Exercise prompt - Only lines with the string "PlayerDetected" are wanted. Pull them out of the data.

Exercise material -
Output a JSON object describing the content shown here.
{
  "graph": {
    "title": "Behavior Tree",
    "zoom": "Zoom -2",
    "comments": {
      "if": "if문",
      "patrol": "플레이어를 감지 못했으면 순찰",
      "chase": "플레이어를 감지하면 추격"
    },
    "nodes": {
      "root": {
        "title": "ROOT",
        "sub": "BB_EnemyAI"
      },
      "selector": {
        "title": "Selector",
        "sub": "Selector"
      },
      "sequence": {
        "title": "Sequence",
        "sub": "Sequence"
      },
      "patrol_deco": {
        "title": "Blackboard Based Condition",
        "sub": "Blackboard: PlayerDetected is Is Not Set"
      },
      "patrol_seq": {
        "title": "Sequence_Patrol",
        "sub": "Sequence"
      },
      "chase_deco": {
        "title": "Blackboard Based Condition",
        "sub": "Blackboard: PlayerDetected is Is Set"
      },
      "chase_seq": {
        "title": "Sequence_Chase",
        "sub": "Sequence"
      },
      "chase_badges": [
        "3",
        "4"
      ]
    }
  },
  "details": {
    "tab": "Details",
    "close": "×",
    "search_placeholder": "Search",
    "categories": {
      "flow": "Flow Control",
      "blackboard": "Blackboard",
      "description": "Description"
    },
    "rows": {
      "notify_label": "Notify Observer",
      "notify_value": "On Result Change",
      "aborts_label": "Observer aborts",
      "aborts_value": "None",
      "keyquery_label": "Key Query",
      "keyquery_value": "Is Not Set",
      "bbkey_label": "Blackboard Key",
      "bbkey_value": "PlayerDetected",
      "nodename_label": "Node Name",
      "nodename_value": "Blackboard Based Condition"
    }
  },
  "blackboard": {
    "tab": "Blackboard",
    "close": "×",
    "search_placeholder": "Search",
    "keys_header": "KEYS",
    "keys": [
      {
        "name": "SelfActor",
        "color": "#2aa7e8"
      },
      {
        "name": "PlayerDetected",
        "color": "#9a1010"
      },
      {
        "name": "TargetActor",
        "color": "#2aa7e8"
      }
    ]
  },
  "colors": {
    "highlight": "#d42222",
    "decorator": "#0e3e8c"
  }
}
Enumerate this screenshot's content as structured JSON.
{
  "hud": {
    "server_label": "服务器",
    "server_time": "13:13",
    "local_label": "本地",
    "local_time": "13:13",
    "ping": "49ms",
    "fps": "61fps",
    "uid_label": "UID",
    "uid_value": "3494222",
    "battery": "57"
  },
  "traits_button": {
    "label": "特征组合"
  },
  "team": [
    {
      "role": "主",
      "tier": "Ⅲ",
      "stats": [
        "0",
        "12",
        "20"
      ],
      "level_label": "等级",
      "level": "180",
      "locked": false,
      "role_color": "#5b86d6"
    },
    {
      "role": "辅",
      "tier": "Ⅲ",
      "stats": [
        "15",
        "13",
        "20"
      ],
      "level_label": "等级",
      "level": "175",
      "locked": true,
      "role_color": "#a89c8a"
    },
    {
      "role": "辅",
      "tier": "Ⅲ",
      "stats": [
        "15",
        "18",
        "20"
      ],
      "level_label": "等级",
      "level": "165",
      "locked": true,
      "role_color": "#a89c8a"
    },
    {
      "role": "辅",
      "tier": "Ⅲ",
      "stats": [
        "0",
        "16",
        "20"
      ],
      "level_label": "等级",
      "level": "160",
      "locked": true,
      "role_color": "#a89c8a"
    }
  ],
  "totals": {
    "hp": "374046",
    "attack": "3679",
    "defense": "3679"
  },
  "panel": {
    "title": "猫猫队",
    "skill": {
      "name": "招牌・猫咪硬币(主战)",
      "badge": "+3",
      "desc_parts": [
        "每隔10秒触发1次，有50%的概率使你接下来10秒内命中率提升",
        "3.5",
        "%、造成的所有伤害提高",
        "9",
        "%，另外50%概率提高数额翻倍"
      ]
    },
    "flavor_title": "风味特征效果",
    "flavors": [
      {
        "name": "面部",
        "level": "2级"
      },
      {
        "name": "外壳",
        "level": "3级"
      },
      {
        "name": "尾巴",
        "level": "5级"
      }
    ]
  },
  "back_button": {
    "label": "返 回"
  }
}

Solution to the problem -
        "sub": "Blackboard: PlayerDetected is Is Not Set"
        "sub": "Blackboard: PlayerDetected is Is Set"
      "bbkey_value": "PlayerDetected",
        "name": "PlayerDetected",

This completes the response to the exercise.